I recently received this question from a Money Talks News reader:
I’m (finally) devising a plan to pay off my existing debt. The bulk of my debt is made up of student loans and credit cards. The student loan debt is fairly straightforward since it’s just one loan, but the credit debt is spread across three different credit cards to the tune of $12,000. Can you advise on which debts I should pay down first? — Kerry W.
Organizing a plan to pay down debt is the first step toward getting out of the red and into the black, and it’s nice to hear from readers like Kerry who are eager to turn their finances around.
There are a lot of ideas out there about how to prioritize debts. Some personal finance writers will tell you to pay down the smallest debt first. While getting a small debt paid off quickly will serve as a nice early win in your effort to pay down debt, I think it makes more sense to pay down the debt carrying the highest interest rate first.
The higher the interest, the harder it is (and the longer it can take) to pay off debt. Paying a 20 percent, 25 percent or even close to 30 percent APR makes paying down your balance extremely challenging because so much of your monthly payment is going to interest. Cards that carry interest that high are often retail-branded cards, or they might be the first unsecured cards we opened long ago in hopes of building credit.
Whatever category of card they are, with interest like that you’ll want them paid off as quickly as possible.
Interest isn’t the only reason you’ll want to ditch that credit card debt first. If you have other kinds of open debts – be they student or car loans – it may actually help your credit score long term to pay those bills off as they come due rather than rushing to pay them off quickly. Sounds crazy, right?
Here’s why: Mortgages, student loans and car loans are installment loans and have an expiration date. Assuming you make each payment on time and on schedule, you’ll pay off the loan by that date. Once that happens, the account is reported as closed and will eventually fall off your credit reports. Paying off an installment loan early expedites this process, meaning the quicker you pay it off, the shorter it will remain a positive indicator for your credit scores.
Of course, paying them off faster will save you money. But because the annualized interest rates applied to installment loans are by and large much lower than those applied to credit cards, it makes sense to pay off your credit card debt first.

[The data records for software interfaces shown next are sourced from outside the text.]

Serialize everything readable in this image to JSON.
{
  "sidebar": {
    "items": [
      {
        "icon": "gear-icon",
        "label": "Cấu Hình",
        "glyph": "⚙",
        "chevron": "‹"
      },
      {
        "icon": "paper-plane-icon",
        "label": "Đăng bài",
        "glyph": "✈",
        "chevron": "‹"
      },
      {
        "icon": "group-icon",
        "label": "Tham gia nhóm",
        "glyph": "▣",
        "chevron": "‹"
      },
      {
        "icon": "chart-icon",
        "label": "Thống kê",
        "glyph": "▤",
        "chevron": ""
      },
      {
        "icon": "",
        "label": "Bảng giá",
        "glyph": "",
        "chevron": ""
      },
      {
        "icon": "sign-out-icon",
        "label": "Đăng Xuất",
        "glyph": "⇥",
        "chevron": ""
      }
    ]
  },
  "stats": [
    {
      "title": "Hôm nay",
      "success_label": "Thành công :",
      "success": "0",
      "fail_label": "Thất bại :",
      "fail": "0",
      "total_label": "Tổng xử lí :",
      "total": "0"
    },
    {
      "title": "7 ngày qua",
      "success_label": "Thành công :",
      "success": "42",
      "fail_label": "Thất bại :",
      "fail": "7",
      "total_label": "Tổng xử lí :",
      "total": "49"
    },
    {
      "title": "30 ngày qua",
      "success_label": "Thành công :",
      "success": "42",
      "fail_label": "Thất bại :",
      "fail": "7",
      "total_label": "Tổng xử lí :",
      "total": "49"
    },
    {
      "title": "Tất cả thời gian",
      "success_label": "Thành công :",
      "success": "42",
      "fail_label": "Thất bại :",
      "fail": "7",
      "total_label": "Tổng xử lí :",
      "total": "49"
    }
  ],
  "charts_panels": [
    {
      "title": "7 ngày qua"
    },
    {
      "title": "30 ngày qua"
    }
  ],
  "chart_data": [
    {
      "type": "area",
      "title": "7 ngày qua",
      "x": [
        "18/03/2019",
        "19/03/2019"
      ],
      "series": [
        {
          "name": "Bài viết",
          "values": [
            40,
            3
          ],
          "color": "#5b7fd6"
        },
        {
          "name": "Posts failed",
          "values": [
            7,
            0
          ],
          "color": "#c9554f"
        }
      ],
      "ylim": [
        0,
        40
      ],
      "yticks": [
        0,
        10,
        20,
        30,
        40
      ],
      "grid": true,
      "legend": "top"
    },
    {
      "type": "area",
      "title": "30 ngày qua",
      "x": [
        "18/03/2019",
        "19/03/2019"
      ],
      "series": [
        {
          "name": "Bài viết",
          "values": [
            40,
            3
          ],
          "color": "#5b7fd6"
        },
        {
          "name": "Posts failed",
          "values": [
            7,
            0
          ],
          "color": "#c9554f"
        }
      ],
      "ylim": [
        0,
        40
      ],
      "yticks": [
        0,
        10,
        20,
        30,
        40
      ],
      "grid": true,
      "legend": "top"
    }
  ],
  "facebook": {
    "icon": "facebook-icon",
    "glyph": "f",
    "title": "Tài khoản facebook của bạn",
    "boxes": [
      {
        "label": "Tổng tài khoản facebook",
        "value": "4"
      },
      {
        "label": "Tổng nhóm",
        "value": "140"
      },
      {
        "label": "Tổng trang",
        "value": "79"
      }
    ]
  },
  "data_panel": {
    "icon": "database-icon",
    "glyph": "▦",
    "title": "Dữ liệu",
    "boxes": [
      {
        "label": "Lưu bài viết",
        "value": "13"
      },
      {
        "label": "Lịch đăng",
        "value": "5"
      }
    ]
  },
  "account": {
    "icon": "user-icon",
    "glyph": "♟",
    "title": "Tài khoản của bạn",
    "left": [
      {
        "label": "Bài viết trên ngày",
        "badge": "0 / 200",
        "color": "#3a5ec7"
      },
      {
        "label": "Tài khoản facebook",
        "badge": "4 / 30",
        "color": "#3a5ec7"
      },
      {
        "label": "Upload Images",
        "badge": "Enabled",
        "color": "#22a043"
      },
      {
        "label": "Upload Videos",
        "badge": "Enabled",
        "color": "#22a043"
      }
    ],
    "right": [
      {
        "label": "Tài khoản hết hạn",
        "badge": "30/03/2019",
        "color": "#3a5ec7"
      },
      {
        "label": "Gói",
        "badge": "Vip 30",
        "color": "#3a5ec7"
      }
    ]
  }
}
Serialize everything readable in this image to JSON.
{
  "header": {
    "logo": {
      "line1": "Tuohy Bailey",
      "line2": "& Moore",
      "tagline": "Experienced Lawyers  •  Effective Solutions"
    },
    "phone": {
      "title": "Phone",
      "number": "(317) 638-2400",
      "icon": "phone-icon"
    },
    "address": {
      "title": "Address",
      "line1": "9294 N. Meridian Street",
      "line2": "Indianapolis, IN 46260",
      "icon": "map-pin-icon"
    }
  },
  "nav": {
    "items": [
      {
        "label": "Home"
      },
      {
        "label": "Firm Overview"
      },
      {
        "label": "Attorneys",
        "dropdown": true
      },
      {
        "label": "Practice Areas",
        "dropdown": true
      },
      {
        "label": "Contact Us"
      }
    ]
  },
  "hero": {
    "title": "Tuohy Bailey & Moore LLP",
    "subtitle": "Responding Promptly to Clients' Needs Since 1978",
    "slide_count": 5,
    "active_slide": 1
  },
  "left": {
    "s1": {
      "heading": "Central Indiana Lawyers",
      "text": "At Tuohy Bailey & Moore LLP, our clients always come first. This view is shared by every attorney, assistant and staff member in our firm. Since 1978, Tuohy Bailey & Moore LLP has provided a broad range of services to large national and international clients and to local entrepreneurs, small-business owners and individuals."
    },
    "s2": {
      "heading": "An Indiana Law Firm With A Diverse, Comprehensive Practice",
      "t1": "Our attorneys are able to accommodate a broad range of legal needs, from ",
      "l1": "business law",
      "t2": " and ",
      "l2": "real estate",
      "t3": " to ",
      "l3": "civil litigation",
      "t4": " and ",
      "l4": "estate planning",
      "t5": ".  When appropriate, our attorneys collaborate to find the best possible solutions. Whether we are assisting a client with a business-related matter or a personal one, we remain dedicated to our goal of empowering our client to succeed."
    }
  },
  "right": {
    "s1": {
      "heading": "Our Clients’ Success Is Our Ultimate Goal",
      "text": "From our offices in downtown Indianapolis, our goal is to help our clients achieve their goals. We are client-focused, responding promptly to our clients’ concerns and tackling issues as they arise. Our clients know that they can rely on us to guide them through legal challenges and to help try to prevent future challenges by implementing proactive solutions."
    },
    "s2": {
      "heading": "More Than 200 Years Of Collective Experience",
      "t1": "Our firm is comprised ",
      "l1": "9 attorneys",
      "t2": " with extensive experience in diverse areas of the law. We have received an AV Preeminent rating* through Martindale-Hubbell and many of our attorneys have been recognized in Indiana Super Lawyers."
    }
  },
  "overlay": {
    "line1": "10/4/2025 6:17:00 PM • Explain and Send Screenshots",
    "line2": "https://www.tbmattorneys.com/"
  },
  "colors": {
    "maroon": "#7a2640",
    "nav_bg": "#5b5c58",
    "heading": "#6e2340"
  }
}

Plus, paying off a credit card balance does not close your account unless you request it to be closed. So even though you no longer carry a balance, that account (and the credit line attached to it) is still being reported to the major credit bureaus.
So you see, it’s really a win-win to pay off your credit card debt – and more specifically the credit card with the highest interest rate – first. Not only will it eliminate costly interest charges, but you can retire the debt and still have the benefit of those credit lines in your credit reports — contributing to a healthy credit score.
For consumers like Kerry, my advice is to pay down the debt with the highest APR first while keeping all of your other open accounts in good standing. Keep those old credit cards open once you pay them off so that you can continue to benefit from their good status with a higher credit score.